The gym I’ve been spending most of my time at these days is filled with firefighters and police officers. Seeing these amazing people throw down everyday in the gym gives me that warm and fuzzy feeling we all want from people in these professions. If you can beat my “Fran” time then I’m pretty sure you can save my kids from a house fire.
So with that being said I wanted to address a topic I get asked about quite a bit: Warm up for military and first responder folks.
My normal disclaimer applies to this material as well… Everything needs to be tested because everyone is different. This is what I found to work well with myself and the military athletes I’ve coached![/box]
If I have to warm up, am I always ready?
Basically, my answer in No.
The first time a police officer, firefighter, or military member should experience going from 0-60 with their body, without a warm up or any time to prepare, should not be in the field under a stressful, emergency situation.
Now don’t get me wrong, I think a solid warm up is necessary for 90% of your training. That other 10% though, well maybe you should focus on that realistic training thing we’ve heard about… In the most recent edition of the NSCA’s TSAC report an article titled: “Sprinting Technique For Law Enforcement” backs up my point, stating:
“…what if you do not give them the option to get ready before starting? Or, what if you do not give them a thorough warm-up? This is appropriate and desirable if you train these professionals in a controlled training environment — the first time they experience sprinting without a warm-up and preparation should be in a training setting, not in an operational setting.”
So I suggest you pick maybe a WOD per week, something that doesn’t require a high level of technical skill (i.e. Snatch, Muscle Up, etc), and hit it without warming up. Pay particular attention to how you feel and what little things pop up that nag you then you can start to figure out what areas need to be addressed separately and you’ll be able to come up with a pretty good a game plan.
Furthermore the article goes on to talk about, and I’m liberally paraphrasing here, that constantly varied, high intensity sprit training is necessary as well. I’m sure that sounds familiar to most of you reading this but for those skeptics out their I’ll quote:

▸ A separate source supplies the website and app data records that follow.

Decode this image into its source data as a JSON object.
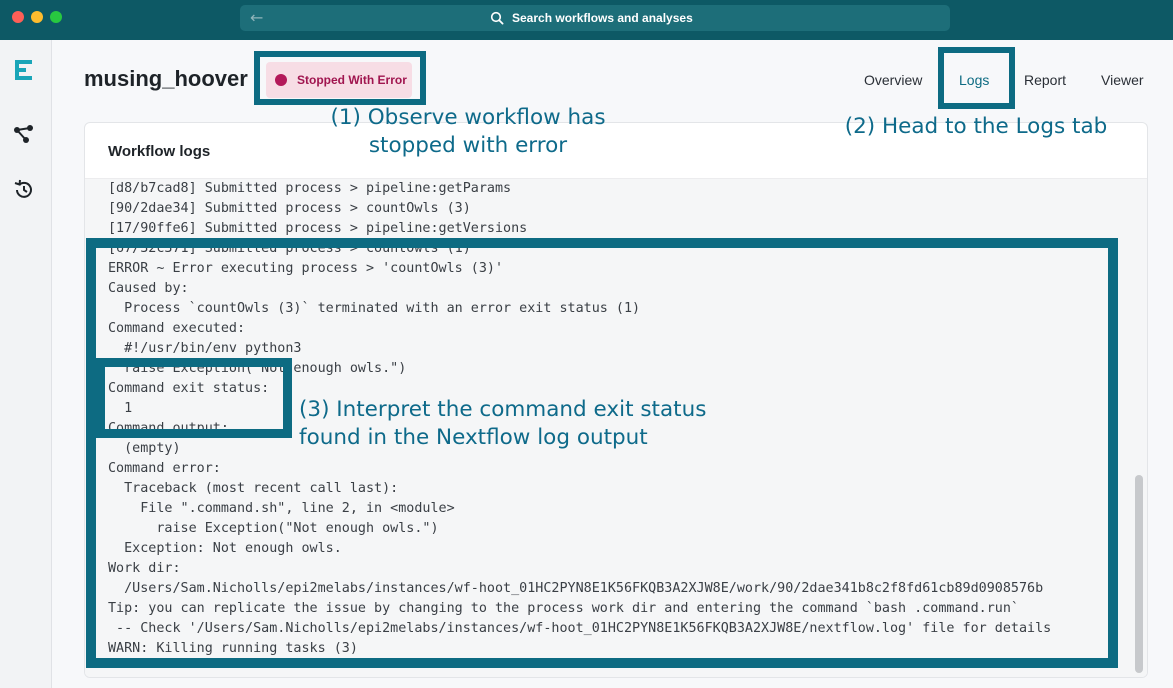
{
  "titlebar": {
    "search_placeholder": "Search workflows and analyses"
  },
  "workflow": {
    "name": "musing_hoover",
    "status": "Stopped With Error"
  },
  "tabs": [
    "Overview",
    "Logs",
    "Report",
    "Viewer"
  ],
  "active_tab": "Logs",
  "card": {
    "title": "Workflow logs"
  },
  "log_lines": [
    "[d8/b7cad8] Submitted process > pipeline:getParams",
    "[90/2dae34] Submitted process > countOwls (3)",
    "[17/90ffe6] Submitted process > pipeline:getVersions",
    "[67/32c371] Submitted process > countOwls (1)",
    "ERROR ~ Error executing process > 'countOwls (3)'",
    "Caused by:",
    "  Process `countOwls (3)` terminated with an error exit status (1)",
    "Command executed:",
    "  #!/usr/bin/env python3",
    "  raise Exception(\"Not enough owls.\")",
    "Command exit status:",
    "  1",
    "Command output:",
    "  (empty)",
    "Command error:",
    "  Traceback (most recent call last):",
    "    File \".command.sh\", line 2, in <module>",
    "      raise Exception(\"Not enough owls.\")",
    "  Exception: Not enough owls.",
    "Work dir:",
    "  /Users/Sam.Nicholls/epi2melabs/instances/wf-hoot_01HC2PYN8E1K56FKQB3A2XJW8E/work/90/2dae341b8c2f8fd61cb89d0908576b",
    "Tip: you can replicate the issue by changing to the process work dir and entering the command `bash .command.run`",
    " -- Check '/Users/Sam.Nicholls/epi2melabs/instances/wf-hoot_01HC2PYN8E1K56FKQB3A2XJW8E/nextflow.log' file for details",
    "WARN: Killing running tasks (3)"
  ],
  "annotations": {
    "step1_line1": "(1) Observe workflow has",
    "step1_line2": "stopped with error",
    "step2": "(2) Head to the Logs tab",
    "step3_line1": "(3) Interpret the command exit status",
    "step3_line2": "found in the Nextflow log output"
  },
  "colors": {
    "titlebar": "#0d5965",
    "annotation": "#0d6b82",
    "error_badge_bg": "#f7dde5",
    "error_badge_dot": "#b3195a"
  }
}
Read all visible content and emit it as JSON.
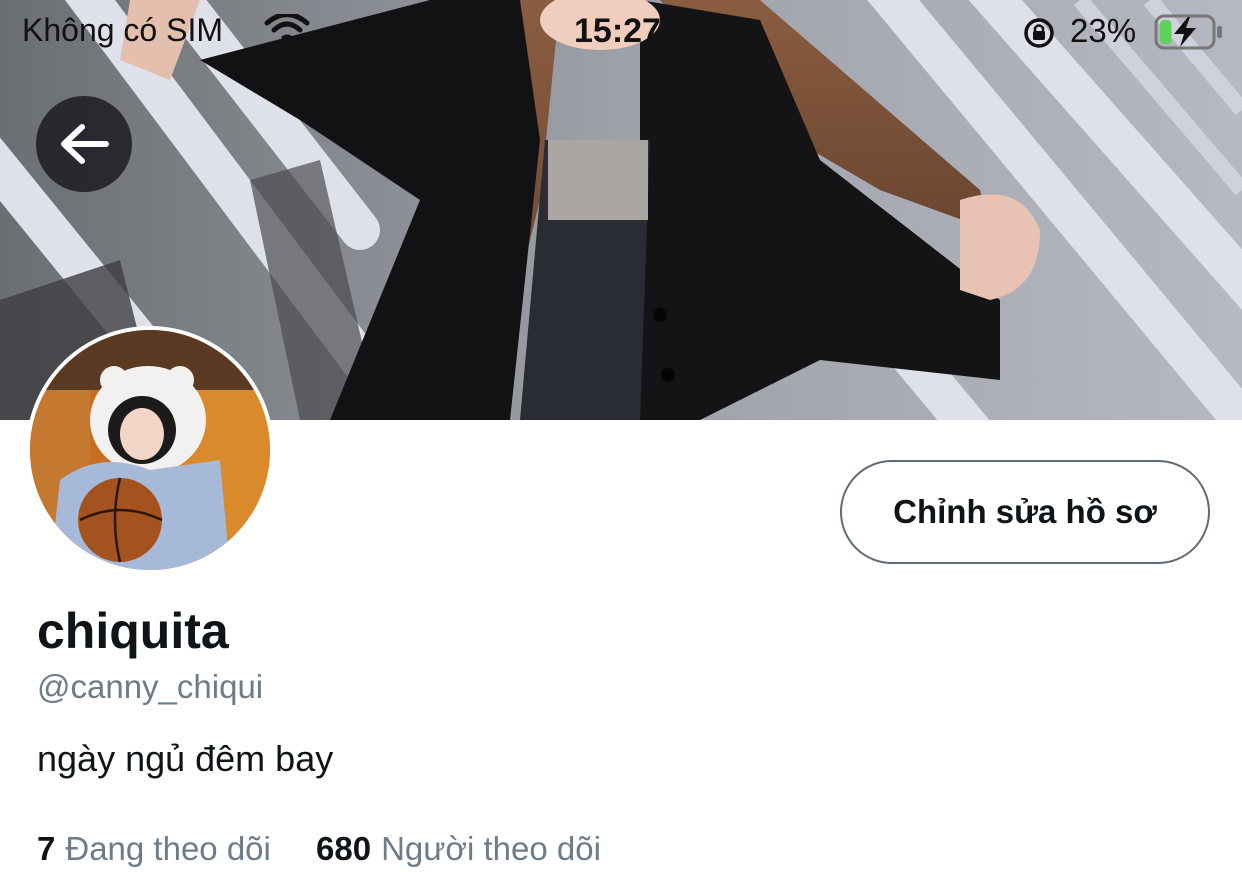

“It is important for law enforcement officers to sprint train from a variety of positions such as prone (face down), supine (face up), seated (in a car), or “reversed” (resulting from being pushed to the ground or knocked to the ground). By placing the officer in variable positions to start, they can gain valuable insight to improve balance, speed, and coordination for future occupational settings.”
So how does this apply to me?
Great question. If you’ve been around my blog for a while you have probably seen the post about My CrossFit Training Philosophy where I talked about what I personally was training for. This becomes even more important for the tactical athlete. With CrossFit gaining in popularity, especially surrounding the CrossFit Games it is becoming easier and easier to forget what you are training for and start chasing all the sexy movements CrossFit provides for. More often than not this leads to neglect of the less than sexy stuff like mobility work, slowing down and focusing on proper movement, and addressing individual weaknesses and joint stability problems. Can you get REALLY fit without addressing these issues? Yep, you sure can, but eventually, no matter how great of an athlete you are, if you don’t understand proper movement and stabilization, you’ll end up broken…
As always I want to hear your thoughts on this subject! Leave me a comment and lets start a conversation!